Supervisors: Dr Raktima Dey (, Prof Julie Arblaster (

Definition of extreme rainfall timing: The month in which extreme rainfall occurs. There are many ways of defining extreme rainfall. The maximum five-day consecutive rainfall or other such indices can be used to study extremes in this project.

Australia experiences some of the world’s most variable rainfall. Previous studies have mostly focused on understanding rainfall variability in terms of frequency and intensity. However, understanding the timing of when extreme rainfall occurs is crucial for seasonal prediction, although it largely remains unexplored. In a previous study led by Dey et al. (2020; submitted) shows that north and south Australia has very distinct seasonality in the timing of extreme rainfall, whereas, in the north extreme rainfall occurs in the summer, and in the south, extreme rainfall occurs in winter/autumn.
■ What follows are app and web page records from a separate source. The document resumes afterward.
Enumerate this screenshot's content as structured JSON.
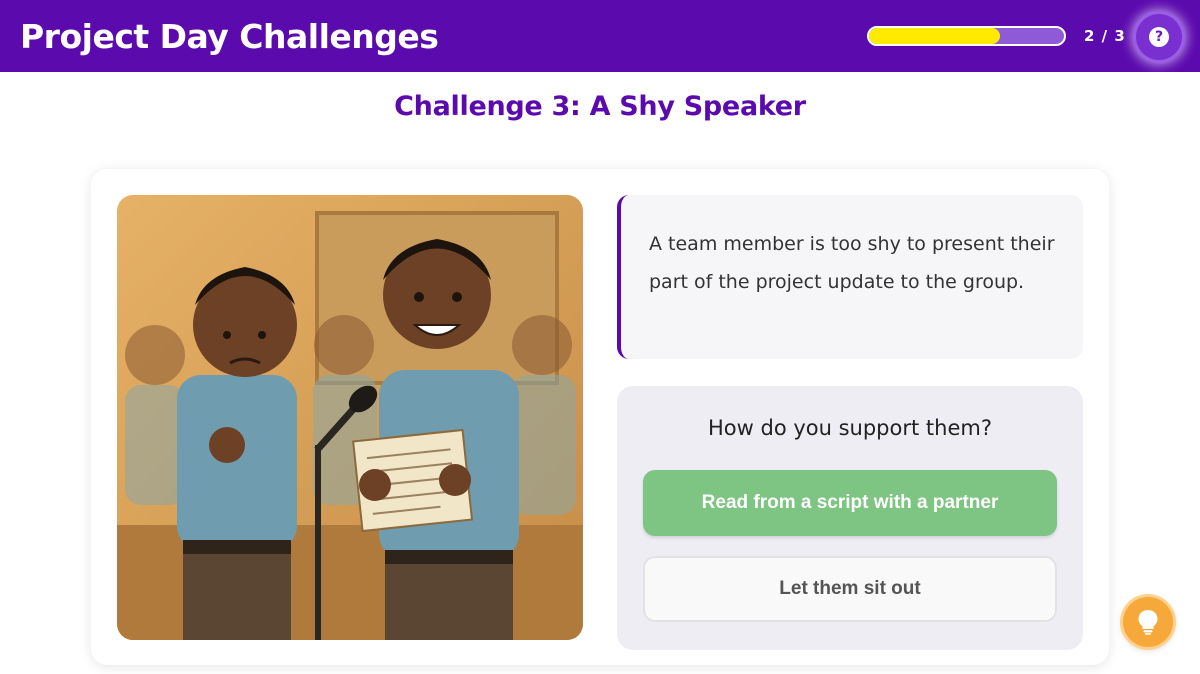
{
  "header": {
    "title": "Project Day Challenges",
    "progress_fraction": 0.67,
    "progress_text": "2 / 3",
    "help_icon": "question-circle-icon",
    "help_glyph": "?"
  },
  "challenge": {
    "title": "Challenge 3: A Shy Speaker",
    "description": "A team member is too shy to present their part of the project update to the group.",
    "question": "How do you support them?",
    "choices": [
      {
        "label": "Read from a script with a partner",
        "style": "primary"
      },
      {
        "label": "Let them sit out",
        "style": "secondary"
      }
    ]
  },
  "hint": {
    "icon": "lightbulb-icon"
  },
  "colors": {
    "brand_purple": "#5b0aad",
    "progress_yellow": "#ffea00",
    "choice_green": "#7ec482",
    "hint_orange": "#f7a83a"
  }
}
This study also found that there is a significant relationship between the month when extreme rainfall occurs and the phases of large-scale Pacific drivers (ENSO and IPO). The variation in the relationship between extreme rainfall timing and these large-scale drivers can shift extreme rainfall in southeast Australia by six months, making it extremely challenging to predict extreme rainfall in this region.

The ACCESS-S1 model is used for seasonal prediction of climate in Australia. This project will examine whether ACCESS-S1 model can replicate the observed seasonal pattern of extreme rainfall timing in Australia, and the relationship with large-scale drivers. This study is crucial for improving seasonal prediction of extreme rainfall.
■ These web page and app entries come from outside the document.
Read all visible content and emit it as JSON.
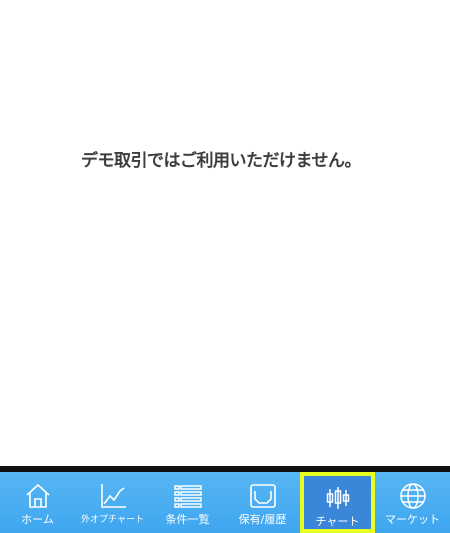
{
  "message": "デモ取引ではご利用いただけません。",
  "tabs": [
    {
      "label": "ホーム",
      "icon": "home-icon",
      "active": false
    },
    {
      "label": "外オプチャート",
      "icon": "line-chart-icon",
      "active": false
    },
    {
      "label": "条件一覧",
      "icon": "list-icon",
      "active": false
    },
    {
      "label": "保有/履歴",
      "icon": "inbox-icon",
      "active": false
    },
    {
      "label": "チャート",
      "icon": "candlestick-icon",
      "active": true
    },
    {
      "label": "マーケット",
      "icon": "globe-icon",
      "active": false
    }
  ],
  "colors": {
    "tabbar": "#4aaef2",
    "active_tab": "#3a86d8",
    "active_outline": "#e8ff1f",
    "message_text": "#3d3d3d"
  }
}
Requirements: Some experience in programming with MATLAB, R, Python or any other software/willing to learn.